Chapter 27 The Centaur And The Sneak
‘I'll bet you wish you hadn't given up Divination now, don't you, Hermione?’ asked Parvati, smirking.
It was breakfast time, two days after the sacking of Professor Trelawney, and Parvati was curling her eyelashes around her wand and examining the effect in the back of her spoon. They were to have their first lesson with
Firenze that morning.
‘Not really,’ said Hermione indifferently, who was reading the Daily Prophet.‘I've never really liked horses.’
She turned a page of the newspaper and scanned its columns.
‘He's not a horse, he's a centaur!’ said Lavender, sounding shocked.
‘A gorgeous centaur ...’ sighed Parvati.
‘Either way, he's still got four legs,’ said Hermione coolly. ‘Anyway, I thought you two were all upset that Trelawney had gone?’
‘We are!’ Lavender assured her. ‘We went up to her office to see her; we took her some daffodils —not the honking ones that Sprout's got, nice ones.’
‘How is she?’ asked Harry.
‘Not very good, poor thing,’ said Lavender sympathetically. ‘She was crying and saying she'd rather leave the castle for ever than stay here where Umbridge is, and I don't blame her, Umbridge was horrible to her, wasn't she?’
‘I've got a feeling Umbridge has only just started being horrible,’ said Hermione darkly.
‘Impossible,’ said Ron, who was tucking into a large plate of eggs and bacon. ‘She can't get any worse than she's been already.’
‘You mark my words, she's going to want revenge on Dumbledore for appointing a new teacher without consulting her,’ said Hermione, closing the newspaper. ‘Especially another part-human.

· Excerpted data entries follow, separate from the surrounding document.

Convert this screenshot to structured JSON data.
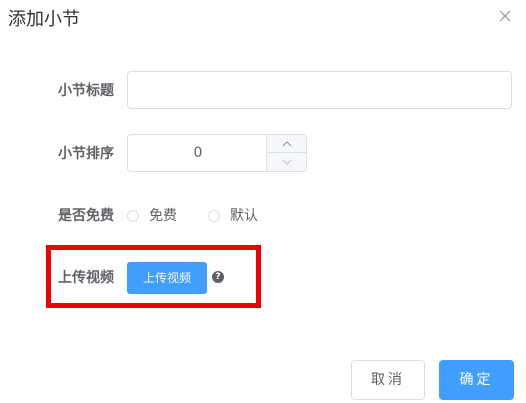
{
  "dialog": {
    "title": "添加小节",
    "close_icon": "close-icon"
  },
  "form": {
    "title_label": "小节标题",
    "title_value": "",
    "sort_label": "小节排序",
    "sort_value": "0",
    "free_label": "是否免费",
    "free_options": [
      "免费",
      "默认"
    ],
    "upload_label": "上传视频",
    "upload_button": "上传视频",
    "help_icon": "question-circle-icon",
    "help_glyph": "?"
  },
  "footer": {
    "cancel_label": "取消",
    "confirm_label": "确定"
  },
  "colors": {
    "primary": "#409eff",
    "highlight": "#ee0000",
    "border": "#dcdfe6"
  }
}
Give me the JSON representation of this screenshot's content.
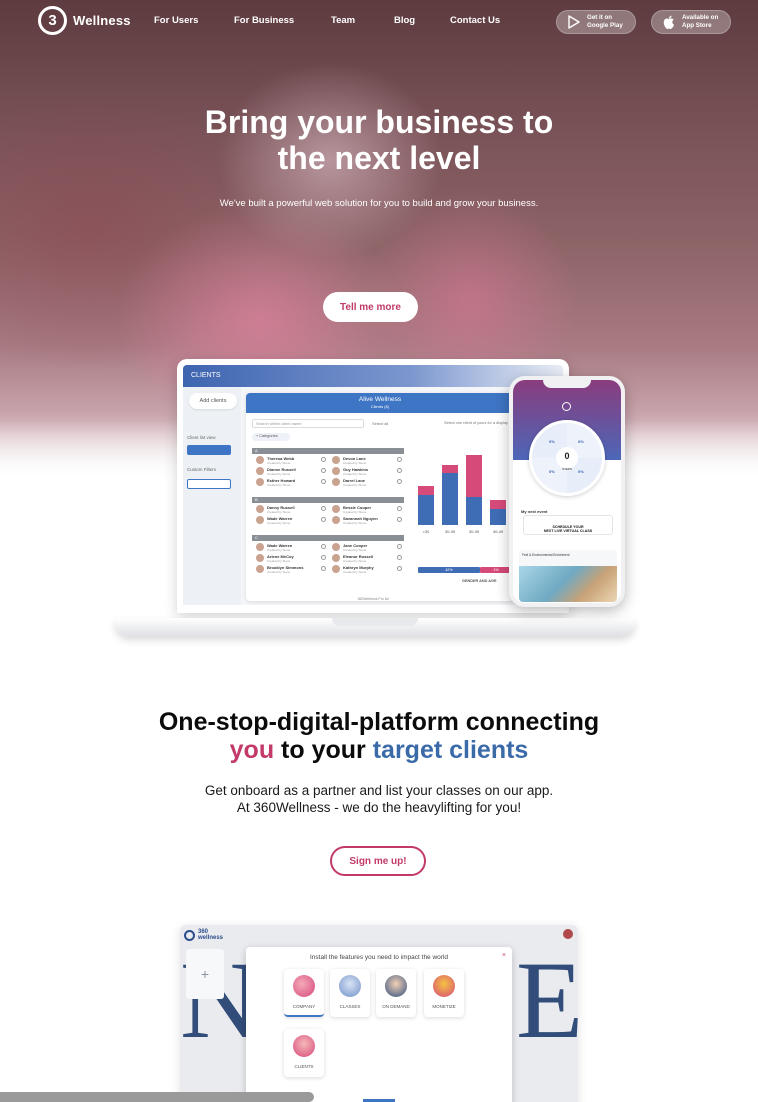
{
  "brand": {
    "name": "Wellness",
    "logo_digit": "3"
  },
  "nav": {
    "links": [
      "For Users",
      "For Business",
      "Team",
      "Blog",
      "Contact Us"
    ],
    "google_play": {
      "line1": "Get it on",
      "line2": "Google Play"
    },
    "app_store": {
      "line1": "Available on",
      "line2": "App Store"
    }
  },
  "hero": {
    "title_line1": "Bring your business to",
    "title_line2": "the next level",
    "subtitle": "We've built a powerful web solution for you to build and grow your business.",
    "cta": "Tell me more"
  },
  "laptop_app": {
    "header": "CLIENTS",
    "add_clients": "Add clients",
    "side_labels": [
      "Client list view",
      "Custom Filters"
    ],
    "panel_title": "Alive Wellness",
    "panel_subtitle": "Clients (8)",
    "search_placeholder": "Search within client name",
    "select_all": "Select all",
    "select_hint": "Select one client of yours for a display",
    "categories": "+ Categories",
    "groups": [
      "A",
      "B",
      "C"
    ],
    "clients": [
      "Theresa Webb",
      "Devon Lane",
      "Dianne Russell",
      "Guy Hawkins",
      "Esther Howard",
      "Darrel Lane",
      "Danny Russell",
      "Bessie Cooper",
      "Wade Warren",
      "Savannah Nguyen",
      "Wade Warren",
      "Jane Cooper",
      "Arlene McCoy",
      "Eleanor Russell",
      "Brooklyn Simmons",
      "Kathryn Murphy"
    ],
    "client_sub": "Created by Stone",
    "chart_ticks": [
      "<30",
      "30-39",
      "30-39",
      "40-49"
    ],
    "chart_legend": [
      "42%",
      "1%"
    ],
    "chart_footer": "GENDER AND AGE",
    "screen_caption": "360Wellness Pro ltd"
  },
  "phone_app": {
    "center_value": "0",
    "center_label": "STEPS",
    "wedge_values": [
      "0%",
      "0%",
      "0%",
      "0%"
    ],
    "next_event": "My next event",
    "card_line1": "SCHEDULE YOUR",
    "card_line2": "NEXT LIVE VIRTUAL CLASS",
    "feed_title": "Feel & Environmental Enrichment"
  },
  "section2": {
    "title_line1": "One-stop-digital-platform connecting",
    "title_you": "you",
    "title_mid": " to your ",
    "title_target": "target clients",
    "sub_line1": "Get onboard as a partner and list your classes on our app.",
    "sub_line2": "At 360Wellness - we do the heavylifting for you!",
    "cta": "Sign me up!"
  },
  "preview": {
    "logo_text": "360\nwellness",
    "plus": "+",
    "big_left": "N",
    "big_right": "E",
    "modal_title": "Install the features you need to impact the world",
    "close": "×",
    "features": [
      "COMPANY",
      "CLASSES",
      "ON DEMAND",
      "MONETIZE",
      "CLIENTS"
    ]
  },
  "colors": {
    "pink": "#c33a6a",
    "blue": "#3b6aa8",
    "app_blue": "#3e75c4"
  }
}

You saw the look on her face
when she saw Firenze.’
After breakfast Hermione departed for her Arithmancy class as Harry and Ron followed Parvati and Lavender into the Entrance Hall, heading for Divination.
‘Aren't we going up to North Tower?’ asked Ron, looking puzzled, as Parvati bypassed the marble staircase.
Parvati looked at him scornfully over her shoulder.
‘How d'you expect Firenze to climb that ladder? We're in classroom eleven now, it was on the noticeboard yesterday.’
Classroom eleven was on the ground floor along the corridor leading off the Entrance Hall from the opposite side to the Great Hall. Harry knew it was one of those classrooms that were never used regularly, and therefore had
the slightly neglected feeling of a cupboard or storeroom. When he entered it right behind Ron, and found himself in the middle of a forest clearing, he was therefore momentarily stunned.
The classroom floor had become springily mossy and trees were growing out of it; their leafy branches fanned across the ceiling and windows, so that the room was full of slanting shafts of soft, dappled, green light. The
students who had already arrived were sitting on the earthy floor with their backs resting against tree trunks or boulders, arms wrapped around their knees or folded tightly across their chests, and all looking rather nervous. In
the middle of the clearing, where there were no trees, stood Firenze.
‘Harry Potter,’ he said, holding out a hand when Harry entered.
‘Er—hi,’ said Harry, shaking hands with the centaur, who surveyed him unblinkingly through those astonishingly blue eyes but did not smile. ‘Er—good to see you,’
‘And you,’ said the centaur, inclining his white-blond head. ‘It was foretold that we would meet again.’
Harry noticed there was the shadow of a hoof-shaped bruise on Firenze's chest. As he turned to join the rest of the class on the ground, he saw they were all looking at him in awe, apparently deeply impressed that he was on
speaking terms with Firenze. whom they seemed to find intimidating.